Sunday, June 12, 2016
Spain In Palma: The Pueblo Español
On 23 September, 1964 the first stone was laid for a project that wasn't to be officially opened until the late winter of 1967. The actual work didn't start for five months after that stone was laid. The developers were still waiting on a line of credit - 40 million pesetas worth of credit (some 240,000 euros). When it did open, there was a promotional film. Its style is reminiscent of the British Pathé News reports, though the music has a more militaristic, almost sinister quality to it. The narrator set the context: spring in Palma de Mallorca (yes, Palma de Mallorca), a time and place for the international tourist. It wasn't in fact spring, as the date was 10 March, 1967. It was also raining.

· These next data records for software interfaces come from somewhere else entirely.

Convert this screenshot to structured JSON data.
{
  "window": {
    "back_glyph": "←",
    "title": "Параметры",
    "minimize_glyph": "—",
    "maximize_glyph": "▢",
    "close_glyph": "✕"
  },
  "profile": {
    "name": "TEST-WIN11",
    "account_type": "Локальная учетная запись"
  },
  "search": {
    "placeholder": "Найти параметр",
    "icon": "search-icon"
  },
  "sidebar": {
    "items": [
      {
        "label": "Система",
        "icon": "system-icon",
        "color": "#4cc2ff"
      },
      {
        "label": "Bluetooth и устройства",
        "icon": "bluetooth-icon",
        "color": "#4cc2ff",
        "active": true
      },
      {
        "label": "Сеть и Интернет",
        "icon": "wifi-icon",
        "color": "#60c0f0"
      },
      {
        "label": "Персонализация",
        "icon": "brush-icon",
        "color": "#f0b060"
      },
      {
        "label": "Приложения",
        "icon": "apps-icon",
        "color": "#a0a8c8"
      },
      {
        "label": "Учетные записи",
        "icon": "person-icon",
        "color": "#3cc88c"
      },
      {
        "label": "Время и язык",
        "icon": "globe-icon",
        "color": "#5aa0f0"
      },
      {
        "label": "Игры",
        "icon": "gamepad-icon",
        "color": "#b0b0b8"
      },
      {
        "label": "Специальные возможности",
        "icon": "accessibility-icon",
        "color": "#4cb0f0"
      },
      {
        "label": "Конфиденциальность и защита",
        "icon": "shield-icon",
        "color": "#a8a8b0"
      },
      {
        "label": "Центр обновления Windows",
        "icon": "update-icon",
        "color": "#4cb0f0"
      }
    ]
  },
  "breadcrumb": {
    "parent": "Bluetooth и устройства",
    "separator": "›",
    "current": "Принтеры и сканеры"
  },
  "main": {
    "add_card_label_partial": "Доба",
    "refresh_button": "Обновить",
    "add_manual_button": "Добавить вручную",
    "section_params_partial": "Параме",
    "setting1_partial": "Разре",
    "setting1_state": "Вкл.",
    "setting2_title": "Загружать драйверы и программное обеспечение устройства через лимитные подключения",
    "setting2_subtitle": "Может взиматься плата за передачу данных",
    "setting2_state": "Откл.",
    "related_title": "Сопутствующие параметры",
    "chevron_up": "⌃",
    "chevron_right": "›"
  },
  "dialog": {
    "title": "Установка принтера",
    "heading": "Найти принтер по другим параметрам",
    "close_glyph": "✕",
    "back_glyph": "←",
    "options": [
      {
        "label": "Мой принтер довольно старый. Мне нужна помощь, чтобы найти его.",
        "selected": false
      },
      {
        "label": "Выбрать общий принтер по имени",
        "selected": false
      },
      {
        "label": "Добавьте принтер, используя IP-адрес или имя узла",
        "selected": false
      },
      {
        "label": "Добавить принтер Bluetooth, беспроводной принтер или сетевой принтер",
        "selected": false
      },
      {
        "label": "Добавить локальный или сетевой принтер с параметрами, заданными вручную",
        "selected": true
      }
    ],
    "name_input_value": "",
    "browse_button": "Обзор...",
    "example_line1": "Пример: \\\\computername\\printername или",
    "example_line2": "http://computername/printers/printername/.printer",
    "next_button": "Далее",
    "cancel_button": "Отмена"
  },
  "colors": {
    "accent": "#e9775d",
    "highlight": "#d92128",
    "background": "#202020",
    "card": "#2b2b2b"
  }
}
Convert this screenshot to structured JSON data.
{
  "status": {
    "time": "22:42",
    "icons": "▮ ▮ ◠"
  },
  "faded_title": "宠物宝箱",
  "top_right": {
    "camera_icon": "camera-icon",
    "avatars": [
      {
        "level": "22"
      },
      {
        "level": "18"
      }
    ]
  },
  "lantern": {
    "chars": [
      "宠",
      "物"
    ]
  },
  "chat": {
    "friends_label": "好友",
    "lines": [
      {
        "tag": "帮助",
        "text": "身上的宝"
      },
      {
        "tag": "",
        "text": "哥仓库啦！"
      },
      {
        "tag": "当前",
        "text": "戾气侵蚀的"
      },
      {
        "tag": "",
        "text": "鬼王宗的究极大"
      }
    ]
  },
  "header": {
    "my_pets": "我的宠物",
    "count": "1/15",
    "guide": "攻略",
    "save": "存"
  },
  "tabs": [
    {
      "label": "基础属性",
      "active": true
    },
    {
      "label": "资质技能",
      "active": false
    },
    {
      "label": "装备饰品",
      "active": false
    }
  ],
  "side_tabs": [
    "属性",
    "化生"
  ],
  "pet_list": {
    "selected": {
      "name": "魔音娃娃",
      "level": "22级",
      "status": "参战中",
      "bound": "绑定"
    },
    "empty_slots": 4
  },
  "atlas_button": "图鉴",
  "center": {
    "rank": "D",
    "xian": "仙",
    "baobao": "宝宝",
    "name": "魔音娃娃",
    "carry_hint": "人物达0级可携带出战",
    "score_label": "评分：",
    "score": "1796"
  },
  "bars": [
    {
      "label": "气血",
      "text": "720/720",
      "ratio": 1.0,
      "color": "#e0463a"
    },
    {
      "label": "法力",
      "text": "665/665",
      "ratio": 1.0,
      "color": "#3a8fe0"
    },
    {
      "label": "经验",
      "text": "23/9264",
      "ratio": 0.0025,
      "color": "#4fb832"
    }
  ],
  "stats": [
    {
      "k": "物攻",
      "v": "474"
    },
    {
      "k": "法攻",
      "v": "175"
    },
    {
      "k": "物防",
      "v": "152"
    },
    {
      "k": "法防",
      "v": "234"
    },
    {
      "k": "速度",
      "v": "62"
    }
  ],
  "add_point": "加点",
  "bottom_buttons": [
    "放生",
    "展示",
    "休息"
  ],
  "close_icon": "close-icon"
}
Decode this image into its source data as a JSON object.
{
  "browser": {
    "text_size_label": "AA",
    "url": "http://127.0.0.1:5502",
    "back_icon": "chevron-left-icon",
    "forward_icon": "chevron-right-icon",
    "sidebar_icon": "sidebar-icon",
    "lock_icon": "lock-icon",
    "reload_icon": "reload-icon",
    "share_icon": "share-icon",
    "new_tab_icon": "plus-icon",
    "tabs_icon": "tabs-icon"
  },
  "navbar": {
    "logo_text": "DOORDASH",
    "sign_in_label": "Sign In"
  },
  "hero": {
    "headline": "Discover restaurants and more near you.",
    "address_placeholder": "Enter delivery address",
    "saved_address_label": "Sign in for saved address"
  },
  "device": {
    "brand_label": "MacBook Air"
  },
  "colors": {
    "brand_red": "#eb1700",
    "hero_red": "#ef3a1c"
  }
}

Several umbrellas can be observed.
This was all the creation of one of Spain's most prestigious architects, Fernando Chueca Goitia. Its scale and scope was seemingly fantastic, its design was derivative, its conception rather grand. Here were re-creations of Cordoba's Cristo de los Faroles crucifix, Seville's Torre del Oro and Toledo's Puerta del Sol. There were elements of Extremadura, more elements of Andalusia, a Roman amphitheatre, a Palacio de Congresos convention hall. This was the Pueblo Español.
The architect said that it represented the magnificent "plurality" of Spain. With a nod in the direction of Catalonia, a troupe was on hand to provide some entertainment. Otherwise, this was a plurality of a rather specific type. Spanish. The developers, Conextur, explained that it was a project to attract and retain universal tourism for the benefit of Mallorca and Spain.
There were others who considered it to be a monstrosity. In political terms, one can understand why. This was a display of Spain's culture, one developed at a time when tourism was first booming and when the culture of Spain was what tourists were served. Visitors were able in those days to find some distinctly Mallorcan/Catalan culture, but it did rather take a back seat to that of Spain.
The emphasis on Andalusia was not surprising. The Franco regime saw great merit in that region's culture: it contained essences of Spanishness, such as the bullfight and flamenco. Tourists were sold both, they were defining images of the promotion of tourism whether to Mallorca or the Costa Brava, parts of the former crown that had been dismantled by the Spanish king in the early eighteenth century.
On the day of the inauguration, several thousand people are said to have turned up. Among the dignitaries was the minister of tourism, Manuel Fraga, to be seen in the film with a cigarette in his hand: those were the days. The Bishop of Mallorca, Rafael Álvarez Lara, gave the Pueblo Español his blessing. But did the blessing succeed?
It's questionable whether the Pueblo Español lived up to its billing. It was and still is a tourist attraction, though again one has to ask if it ever created the levels of tourist interest that might have been hoped for. One aspect of it, the Palacio de Congresos, was almost certainly under exploited. At the time, it could, along with the auditorium, have made Palma a major destination for conferences and exhibitions. Spain was not exactly well off for such centres in the 1960s. Indeed the only one of any consequence was in Barcelona: the Pueblo Español of Barcelona, a name given to it by the then dictator Primo de Rivera in 1929. Palma's Pueblo Español was considered to be the Nuevo Pueblo Español.
Rather than a monstrosity, a description which is hard not to believe reflects a political sentiment, it would be kinder to describe it as a weird set of follies, a museum collection of Spain in reproduction. Nowadays, it plays host to all sorts of events. The last time that the Association of British Travel Agents held its annual conference, it did so at the Pueblo Español. But conferences are certainly not the only events. There is one taking place today (it started on Friday) and it is the "Enruédate" festival, an event all to do with wheels, be there two or four of them.
It is a curious place, one for which the greatest interest lies perhaps in the philosophy of the time that it was created.